Illustration of hollow, rectangular Econospace in a frame.

Installing an Easel Back

An easel back allows the frame to stand rather than hang on a wall. This is normally used on photos and other small artwork, usually no bigger than 11″ x 14″ (27.9 x 35.6 cm) frames. Larger frames with easel backs are too heavy, and the easel back weakens and splays out, tilting the frame backward. Photo frames come supplied with easel backs, but they can be purchased in small standard sizes from framing suppliers for use with custom frames.

For a wood frame that you want to reopen from time to time, purchase the size that fits the opening of the frame and attach it to the frame with turn buttons at intervals of about 3″ or 4″ (7–10 cm); for a permanent fit, use small nails. For a metal frame, simply use the easel back as the final backing board, inserting it into the metal frame before attaching the fourth rail of the frame.

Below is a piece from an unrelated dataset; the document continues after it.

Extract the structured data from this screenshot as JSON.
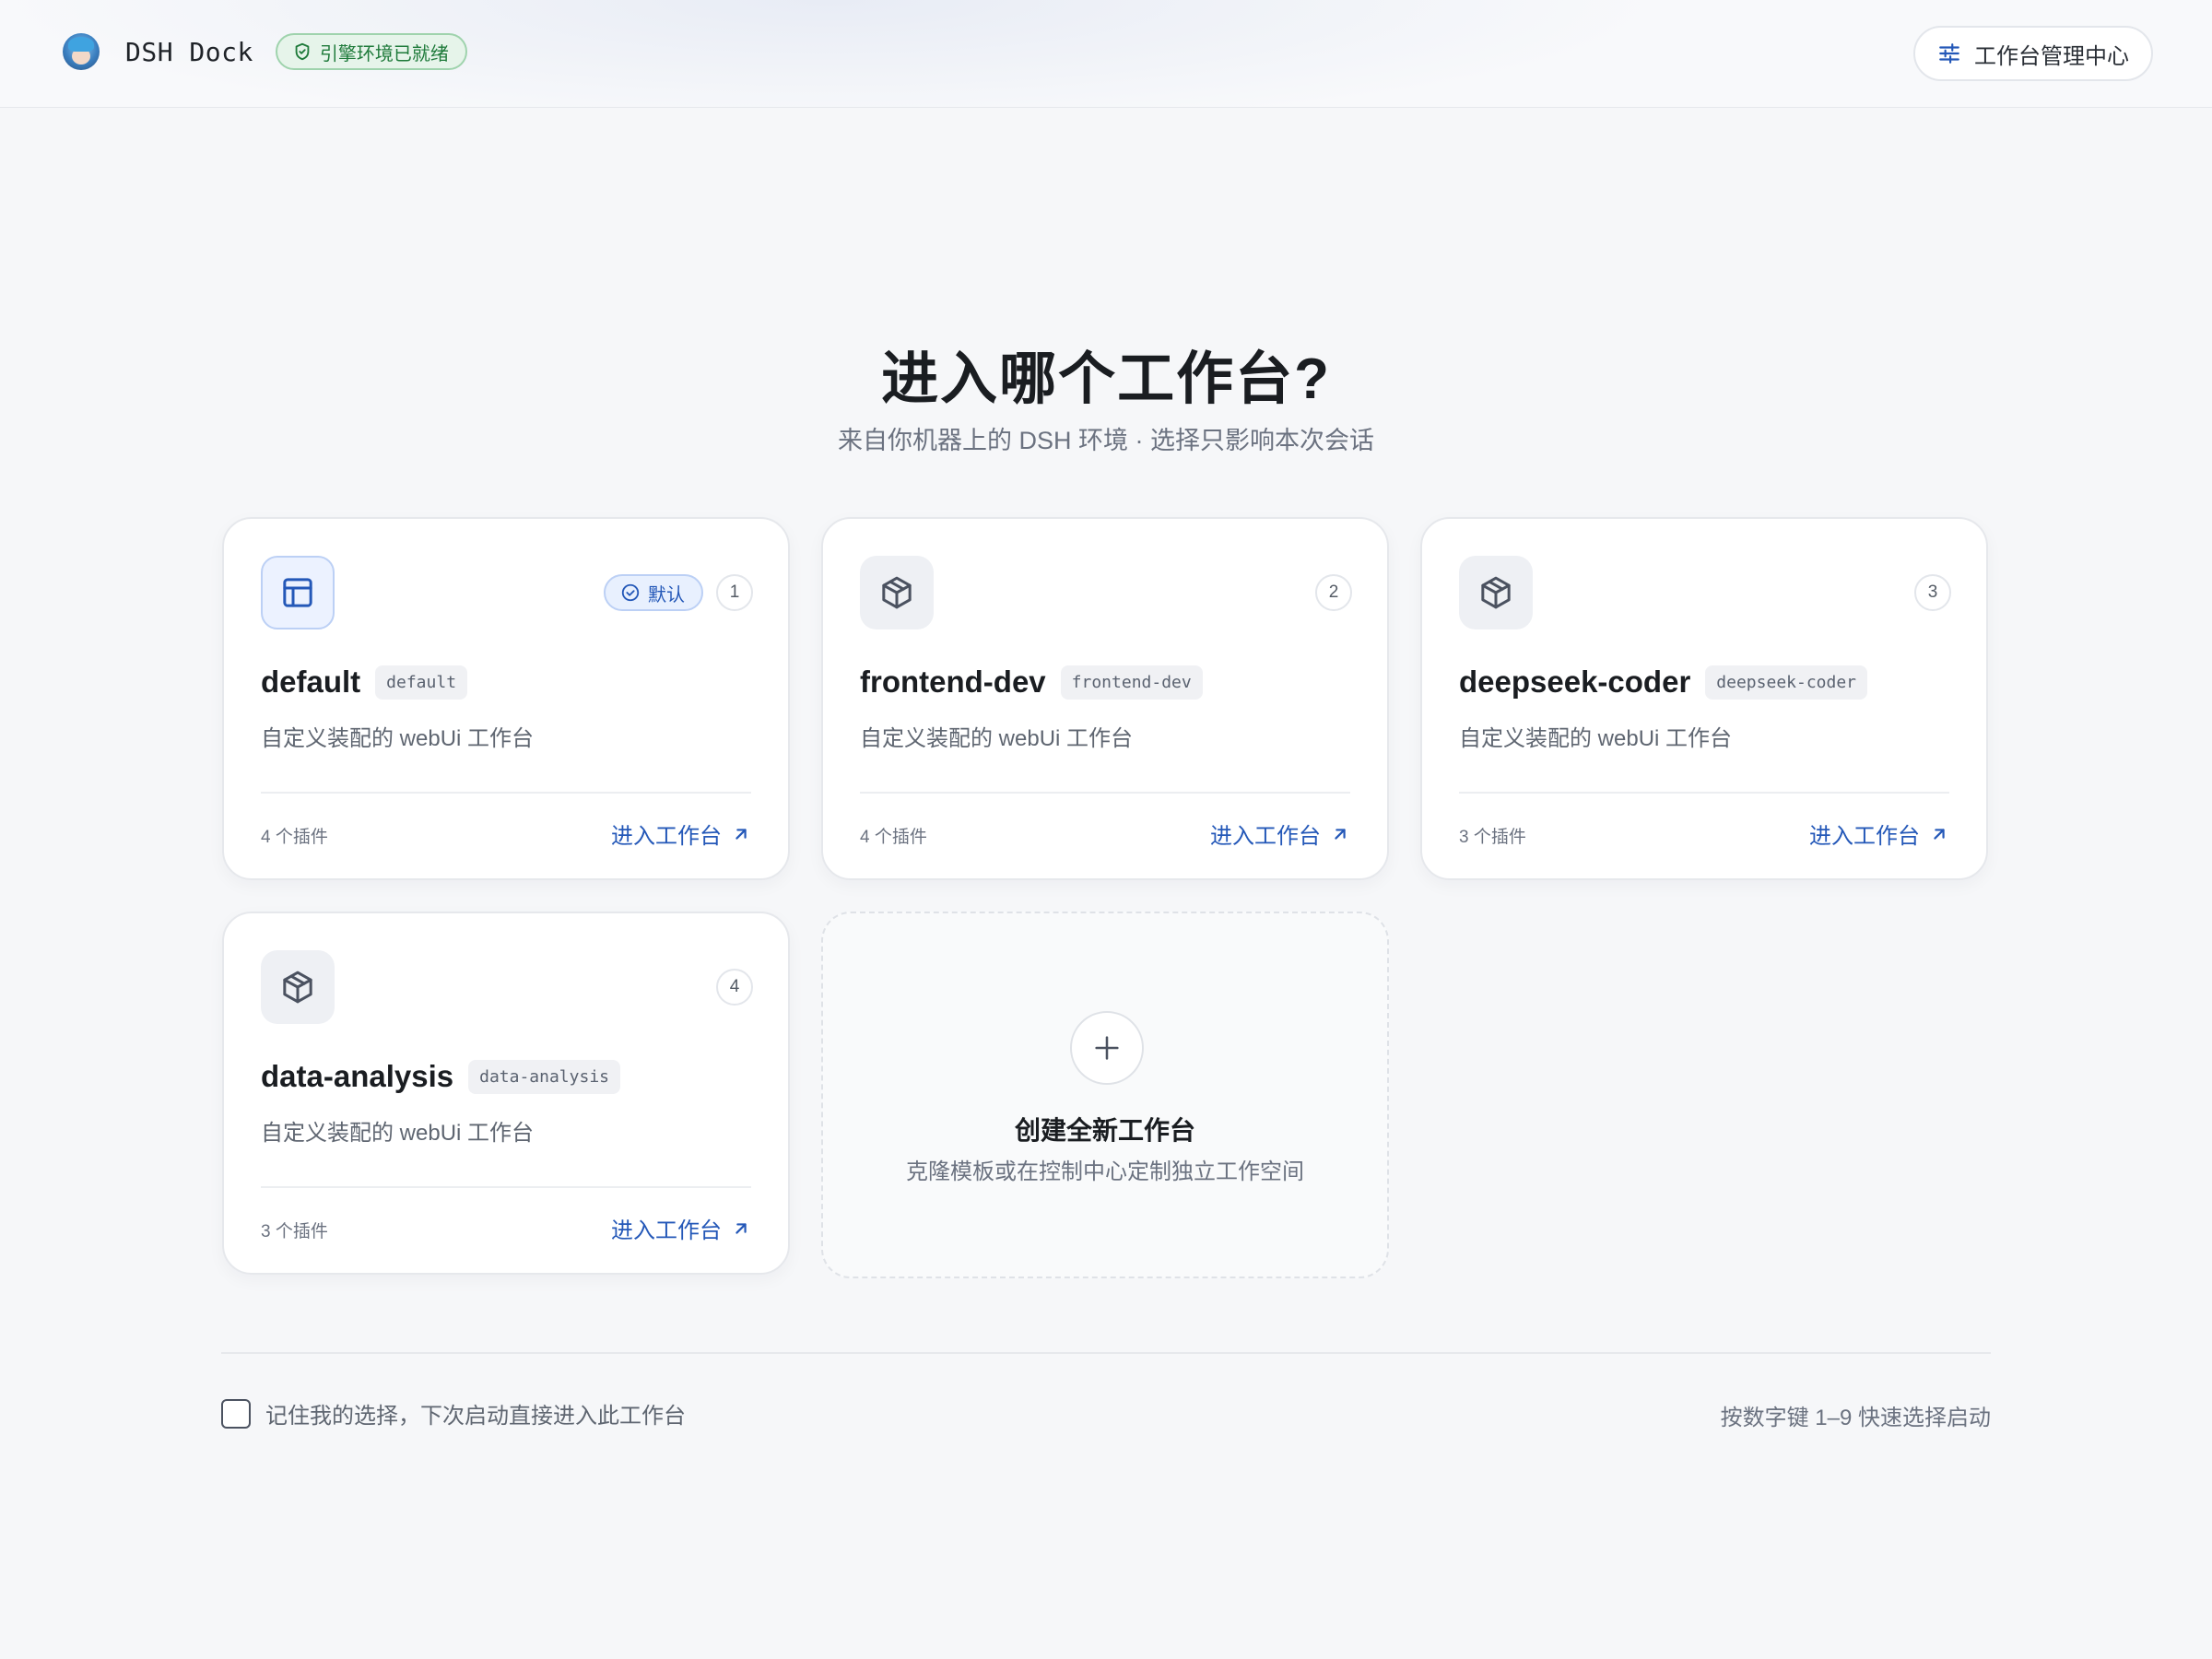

Trim the easel back to the outer size of the frame, then use small nails to attach it to the back of the frame.

Framing Art Between Two Pieces of Glazing

This is a decorator-inspired style: The art is pressed between two pieces of glazing, so the art appears to be floating in the middle of the frame, and the wall color or wallpaper pattern shows through the glazing as a border for the art. The pressure of the two sheets of glazing alone will not hold the art in place over time— plus it is unhealthy for the art, as wrinkles often develop.

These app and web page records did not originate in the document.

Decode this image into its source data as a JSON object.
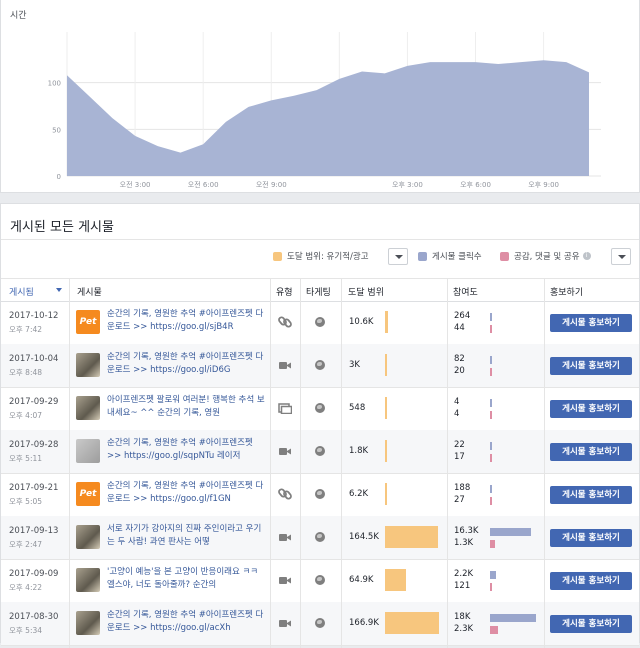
{
  "chart": {
    "title": "시간",
    "chart_data": {
      "type": "area",
      "y_ticks": [
        "0",
        "50",
        "100"
      ],
      "ylim": [
        0,
        150
      ],
      "x_labels": [
        "오전 3:00",
        "오전 6:00",
        "오전 9:00",
        "오후 3:00",
        "오후 6:00",
        "오후 9:00"
      ],
      "x_label_hours": [
        3,
        6,
        9,
        15,
        18,
        21
      ],
      "series_hours": [
        0,
        1,
        2,
        3,
        4,
        5,
        6,
        7,
        8,
        9,
        10,
        11,
        12,
        13,
        14,
        15,
        16,
        17,
        18,
        19,
        20,
        21,
        22,
        23
      ],
      "values": [
        108,
        85,
        62,
        43,
        32,
        25,
        34,
        58,
        74,
        81,
        86,
        92,
        104,
        112,
        110,
        118,
        122,
        122,
        122,
        120,
        122,
        124,
        122,
        111
      ],
      "color": "#a8b4d4",
      "grid": true
    }
  },
  "posts": {
    "title": "게시된 모든 게시물",
    "legend": {
      "reach_label": "도달 범위: 유기적/광고",
      "clicks_label": "게시물 클릭수",
      "reactions_label": "공감, 댓글 및 공유",
      "reach_color": "#f7c67e",
      "clicks_color": "#9aa6cc",
      "reactions_color": "#de8ea4"
    },
    "columns": {
      "published": "게시됨",
      "post": "게시물",
      "type": "유형",
      "targeting": "타게팅",
      "reach": "도달 범위",
      "engagement": "참여도",
      "promote": "홍보하기"
    },
    "rows": [
      {
        "date": "2017-10-12",
        "time": "오후 7:42",
        "text": "순간의 기록, 영원한 추억 #아이프렌즈펫 다운로드 >> https://goo.gl/sjB4R",
        "type_icon": "link-icon",
        "thumb": "pet-logo",
        "reach": "10.6K",
        "reach_frac": 0.06,
        "clicks": "264",
        "reactions": "44",
        "clicks_frac": 0.0,
        "reactions_frac": 0.0,
        "button": "게시물 홍보하기"
      },
      {
        "date": "2017-10-04",
        "time": "오후 8:48",
        "text": "순간의 기록, 영원한 추억 #아이프렌즈펫 다운로드 >> https://goo.gl/iD6G",
        "type_icon": "video-icon",
        "thumb": "photo",
        "reach": "3K",
        "reach_frac": 0.0,
        "clicks": "82",
        "reactions": "20",
        "clicks_frac": 0.0,
        "reactions_frac": 0.0,
        "button": "게시물 홍보하기"
      },
      {
        "date": "2017-09-29",
        "time": "오후 4:07",
        "text": "아이프렌즈펫 팔로워 여러분! 행복한 추석 보내세요~ ^^ 순간의 기록, 영원",
        "type_icon": "album-icon",
        "thumb": "photo",
        "reach": "548",
        "reach_frac": 0.0,
        "clicks": "4",
        "reactions": "4",
        "clicks_frac": 0.0,
        "reactions_frac": 0.0,
        "button": "게시물 홍보하기"
      },
      {
        "date": "2017-09-28",
        "time": "오후 5:11",
        "text": "순간의 기록, 영원한 추억 #아이프렌즈펫 >> https://goo.gl/sqpNTu 레이저",
        "type_icon": "video-icon",
        "thumb": "photo-gray",
        "reach": "1.8K",
        "reach_frac": 0.0,
        "clicks": "22",
        "reactions": "17",
        "clicks_frac": 0.0,
        "reactions_frac": 0.0,
        "button": "게시물 홍보하기"
      },
      {
        "date": "2017-09-21",
        "time": "오후 5:05",
        "text": "순간의 기록, 영원한 추억 #아이프렌즈펫 다운로드 >> https://goo.gl/f1GN",
        "type_icon": "link-icon",
        "thumb": "pet-logo",
        "reach": "6.2K",
        "reach_frac": 0.03,
        "clicks": "188",
        "reactions": "27",
        "clicks_frac": 0.0,
        "reactions_frac": 0.0,
        "button": "게시물 홍보하기"
      },
      {
        "date": "2017-09-13",
        "time": "오후 2:47",
        "text": "서로 자기가 강아지의 진짜 주인이라고 우기는 두 사람! 과연 판사는 어떻",
        "type_icon": "video-icon",
        "thumb": "photo",
        "reach": "164.5K",
        "reach_frac": 0.98,
        "clicks": "16.3K",
        "reactions": "1.3K",
        "clicks_frac": 0.9,
        "reactions_frac": 0.07,
        "button": "게시물 홍보하기"
      },
      {
        "date": "2017-09-09",
        "time": "오후 4:22",
        "text": "'고양이 예능'을 본 고양이 반응이래요 ㅋㅋ 엘스야, 너도 돌아줄까? 순간의",
        "type_icon": "video-icon",
        "thumb": "photo",
        "reach": "64.9K",
        "reach_frac": 0.39,
        "clicks": "2.2K",
        "reactions": "121",
        "clicks_frac": 0.12,
        "reactions_frac": 0.0,
        "button": "게시물 홍보하기"
      },
      {
        "date": "2017-08-30",
        "time": "오후 5:34",
        "text": "순간의 기록, 영원한 추억 #아이프렌즈펫 다운로드 >> https://goo.gl/acXh",
        "type_icon": "video-icon",
        "thumb": "photo",
        "reach": "166.9K",
        "reach_frac": 1.0,
        "clicks": "18K",
        "reactions": "2.3K",
        "clicks_frac": 1.0,
        "reactions_frac": 0.13,
        "button": "게시물 홍보하기"
      }
    ]
  }
}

This framing uses a special style of Framespace that provides two slots for glazing, one behind the art and the other in front of it, with space in between.

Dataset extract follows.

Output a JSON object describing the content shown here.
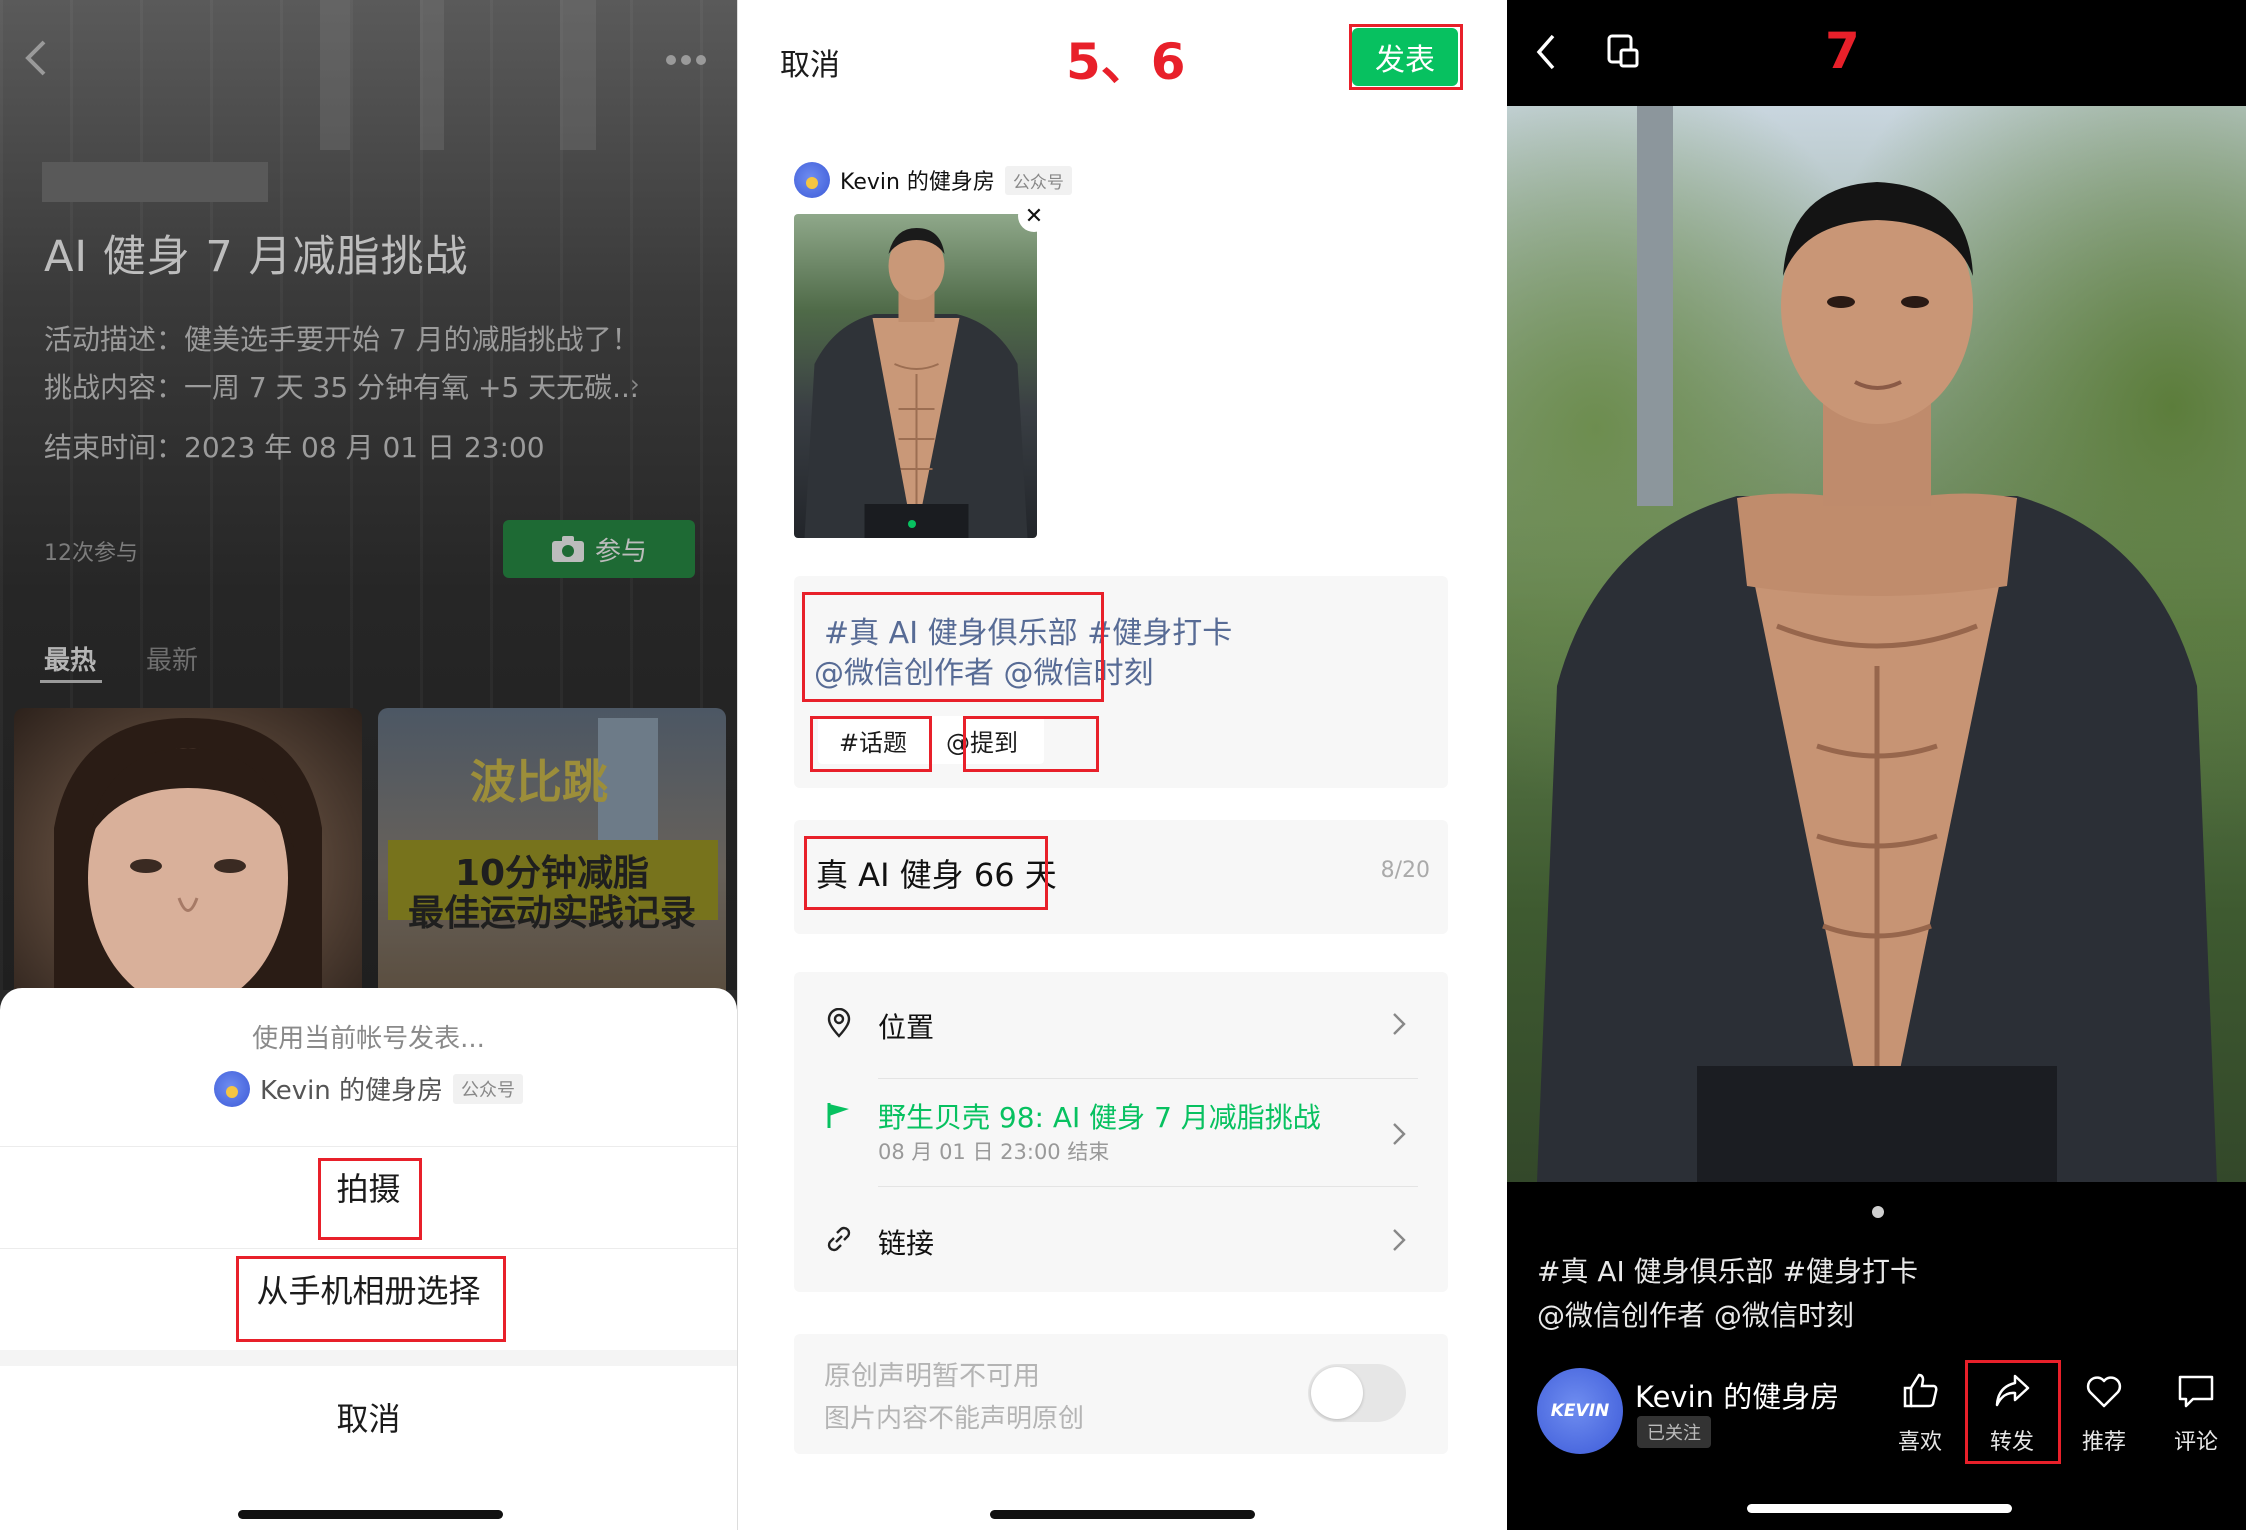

It is best to use spacers between the two sheets of glazing, hidden in the rabbet of the frame; use EconoSpace or narrow strips of matboard. Thoroughly clean the face of the back glazing to remove any adhesive-resistant residue. Attach decorative art to the back sheet of glazing with permanent double-sided tape. For valuable art, cut a piece of conservation matboard about ½” (1.3 cm) smaller than the art, float the art on the matboard using float hinges, then attach the matboard to the back sheet of the glazing with double-sided tape or self-adhesive corner pockets. Clean the top sheet of glazing and place it in the frame. Install the spacers. Add the art, attached to the back glazing. Use short brads or glazier’s points to fit the materials in a wood frame, or the ends of the points will be visible in the framing.

Fitting a Mirror

Follow the steps for fitting a wood or metal frame, but be very careful not to scratch the fragile coating on the back of the mirror. Also be sure to use a backing board to protect the mirror in the frame. Mirrors tend to be heavy, so it is important to use a strong frame and strong hanging hardware. Color the rabbet of the frame black, to control the reflection of the rabbet in the mirror.